This isolates people, including myself. We receive little to no emotional support. There is no spiritual support other than asking for prayers.
Most of my friends and family avoid talking about how I manage my emotions during my mom's cancer battle. Discussing terminal illness and death can make folks uncomfortable, which can directly result in my own loneliness.
Anticipatory grief isn’t what I signed up for. Yet, as I read about it I’m relieved to know that my whirlwind of emotions are normal. Under the circumstances, it’s to be expected. Most importantly, I can give myself permission to feel however I feel.
Many articles shared that it’s very common to experience intense emotions, including sadness, anxiety, forgetfulness, and anger during anticipatory grief. The articles mentioned that it can be lonely because our society doesn’t usually consider the stages people experience before their loved ones imminent death.
Of course, reading about it doesn’t make it easier; it just helps me understand my own self better. And it confirms that my anticipatory grief is real.
As I learn more, it makes so much sense. No wonder my emotions are like a roller coasters! This explains my crying at the drop of a hat. My sleepless nights. My anger when some friends and family say things that rub me the wrong way.
Yesterday, a relative said, “Dig deep. Have faith! “
Seriously? What’s she actually saying to me? That I don’t dig deep? Is she referring to my emotional pain? And why on earth do Christians tell grieving Christians to have more faith? How much more faith does it take to heal from heartbreak and grief?
Even on some of my Facebook posts, people have written “Christianese” phrases that disturbed me. It may not have been intentional. They may think it was helpful.
NEWS FLASH: It did not help me, comfort me, nor lift my spirits. Instead, it led to a tsunami of negative emotions in which I had to log off Facebook because I couldn’t read one more “well-meaning” religious comment that criticized my faith.

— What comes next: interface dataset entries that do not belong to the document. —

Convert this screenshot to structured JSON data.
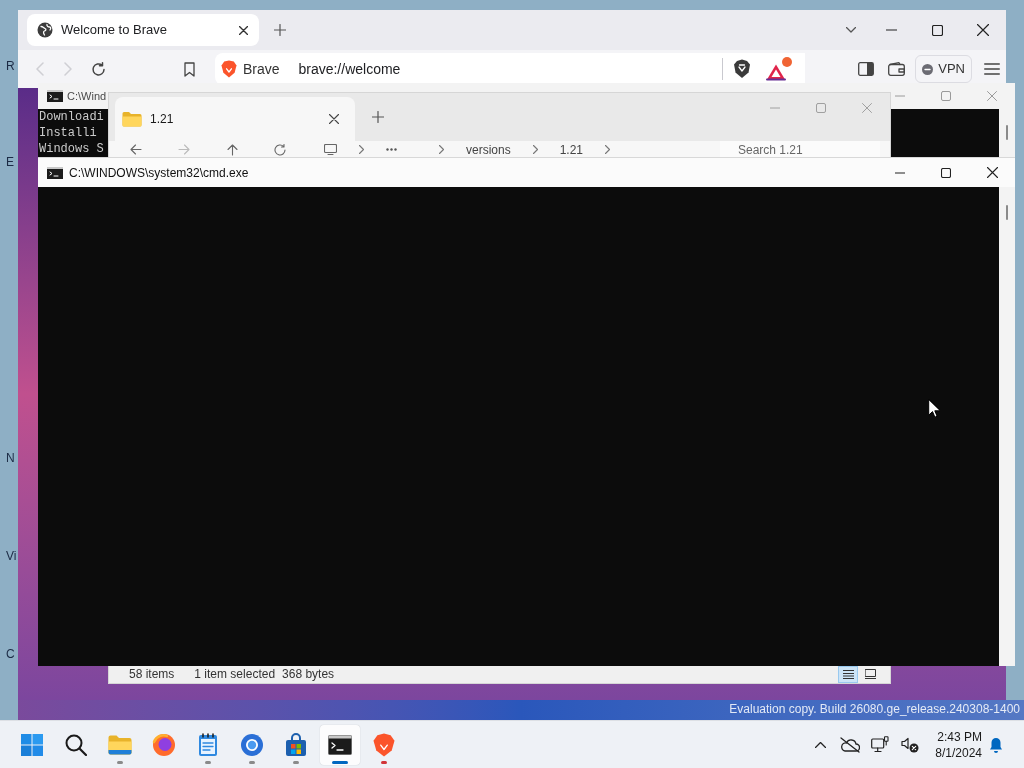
{
  "desktop": {
    "icon_labels": [
      "R",
      "E",
      "N",
      "Vi",
      "C"
    ],
    "evaluation_notice": "Evaluation copy. Build 26080.ge_release.240308-1400"
  },
  "browser": {
    "tabs": [
      {
        "title": "Welcome to Brave",
        "selected": true
      }
    ],
    "back": {
      "disabled": true
    },
    "forward": {
      "disabled": true
    },
    "site_label": "Brave",
    "url": "brave://welcome",
    "vpn_label": "VPN"
  },
  "console_back": {
    "title": "C:\\Wind",
    "lines": [
      "Downloadi",
      "Installi",
      "Windows S"
    ]
  },
  "explorer": {
    "tabs": [
      {
        "title": "1.21",
        "selected": true
      }
    ],
    "breadcrumb": [
      "versions",
      "1.21"
    ],
    "search_placeholder": "Search 1.21",
    "status": [
      "58 items",
      "1 item selected",
      "368 bytes"
    ],
    "views": [
      {
        "kind": "details",
        "selected": true
      },
      {
        "kind": "tiles",
        "selected": false
      }
    ]
  },
  "console_front": {
    "title": "C:\\WINDOWS\\system32\\cmd.exe"
  },
  "taskbar": {
    "apps": [
      {
        "kind": "start",
        "running": false,
        "active": false,
        "attention": false
      },
      {
        "kind": "search",
        "running": false,
        "active": false,
        "attention": false
      },
      {
        "kind": "folder",
        "running": true,
        "active": false,
        "attention": false
      },
      {
        "kind": "fox-browser",
        "running": false,
        "active": false,
        "attention": false
      },
      {
        "kind": "notepad",
        "running": true,
        "active": false,
        "attention": false
      },
      {
        "kind": "blue-browser",
        "running": true,
        "active": false,
        "attention": false
      },
      {
        "kind": "store",
        "running": true,
        "active": false,
        "attention": false
      },
      {
        "kind": "console",
        "running": true,
        "active": true,
        "attention": false
      },
      {
        "kind": "lion-browser",
        "running": true,
        "active": false,
        "attention": true
      }
    ],
    "clock": {
      "time": "2:43 PM",
      "date": "8/1/2024"
    }
  }
}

It’s these “Christianese” phrases that take me over the edge. Keep in mind that anger and irritability are a BIG part of grief, a common stage of grief, including anticipatory grief.
These well-intentioned words by some believers actually hurt me and upset me. When I cannot tolerate their ridiculous faith-shaming. Or when their insensitive words basically say that I am not a good believer and that I lack trust in God.
For starters, I may be losing my precious mom in the future, but I am NOT losing my faith or trust in Christ. If anything, my faith and trust is growing stronger in the dark, in my pain, and in my backbreaking battle to come to terms with the fact that my mother will not be here much longer.
Second, despite how tempted you are to tell a grieving Christian (or non-Christian) that they need more faith, please refrain from doing so. Instead, just listen to them. Be extra sensitive because they are deeply hurting. Have compassion. Offer warm hugs, friendship, kindness, love, and grace.
Sometimes, you don’t have to say anything. Just be present. Be non-judgmental. Let them cry, scream, or be silent.
Understand that there’s no right or wrong way to grieve, including anticipatory grief. It’s like the ocean. It ebbs and it flows. There can be moments of calm. Out of nowhere, it can feel like you are drowning.
For those struggling with anticipatory grief or conventional grief, know that there’s no timetable. It can last months, years, or longer. Give yourself permission to take however long it may be to fully heal from your loss.
Have patience when you experience the five stages of grief: Denial, anger, bargaining, depression, and acceptance. Understand these stages are not always in chronological order. You may bounce from one to another. You may only go through a few. Or get stuck in one stage.
Grief is messy. Give yourself extra TLC. Carve out quiet time for self-care. Truly, it's not selfish and you need it.
Lastly, I thank each of you who have offered me kindness, sensitivity, compassion, encouragement, thoughtful prayers, and sharing your own grief stories with me. From the bottom of my heart, it means the world to me.